It's a pity they never figured out a business model that would fit what its learners really wanted and just threw up a paywall instead.
They still let you watch the videos but generally don't let you take the quizzes or submit assignments to the auto-grader anymore.
The book, btw, is a masterpiece for anyone unfamiliar with the material it covers—particularly for programmers like me who are comfortable with the language layers and up, but to whom the hardware and lower programming layers were a mystery. Getting a simple, but rich enough to be demystifying, understanding of the those layers by actually building them myself was (no exaggeration) a healing experience for me, and made me want to fly to Israel just to hug those guys.
For any programmer who never took courses like this or tinkered at the hardware level, and thus has that alienated feeling of skating on a frozen mystery their whole career, this book is the antidote. It's a classic of economy, given how short it is and how much it covers. Of course it gets through it all by oversimplifying, which you realize the moment you get to a chapter whose topic you already know. But it does get through it all, which is astonishing.
Thanks for the confirmaton, I didn't remember seeing this either.
"The book, btw, is a masterpiece ..."
Agreed. The paper back is a nice format and reasonably priced for a technical book as well:
You're endorsement adds extra corroboration it might be useful for that. Also, if they keep it simple, might be able to use the FOSS tools like Qflow and ABC.

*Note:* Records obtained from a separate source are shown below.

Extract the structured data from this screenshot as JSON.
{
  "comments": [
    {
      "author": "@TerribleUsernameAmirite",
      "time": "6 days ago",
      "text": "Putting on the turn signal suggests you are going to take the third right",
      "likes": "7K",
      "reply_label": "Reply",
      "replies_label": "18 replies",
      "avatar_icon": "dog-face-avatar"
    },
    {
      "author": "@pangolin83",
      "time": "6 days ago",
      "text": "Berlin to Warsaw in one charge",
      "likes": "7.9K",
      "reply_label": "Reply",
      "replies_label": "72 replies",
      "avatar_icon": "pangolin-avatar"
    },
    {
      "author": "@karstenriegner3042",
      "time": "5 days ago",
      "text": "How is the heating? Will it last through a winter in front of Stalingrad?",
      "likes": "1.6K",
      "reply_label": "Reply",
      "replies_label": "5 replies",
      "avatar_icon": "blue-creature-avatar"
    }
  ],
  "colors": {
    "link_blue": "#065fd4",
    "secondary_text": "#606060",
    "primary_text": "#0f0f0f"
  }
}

In Part II, when they introduce the java like programming language, the assignment is to write a game. One can write whatever game they wish. Tetris is one possibility. I myself wrote Tetris so I know it is possible, and it is possible to implement using the architecture developed in the class. However, not everyone is forced to implement Tetris at that point. They have the freedom to choose other classic games, or even new games if they wish.
After this assignment comes both the full compiler and the implementation of the operating system.
NAND does refer to NAND gates. no the course doesn't start from hardware. a (java based) simulator is used to simulate the most fundamental building block.
and then things go from there.
take a look at the following: http://www.nand2tetris.org/ for more information.
Part 2 starts from that assembly and goes into developing a higher-level object-oriented language called "Jack", then a compiler and operating system.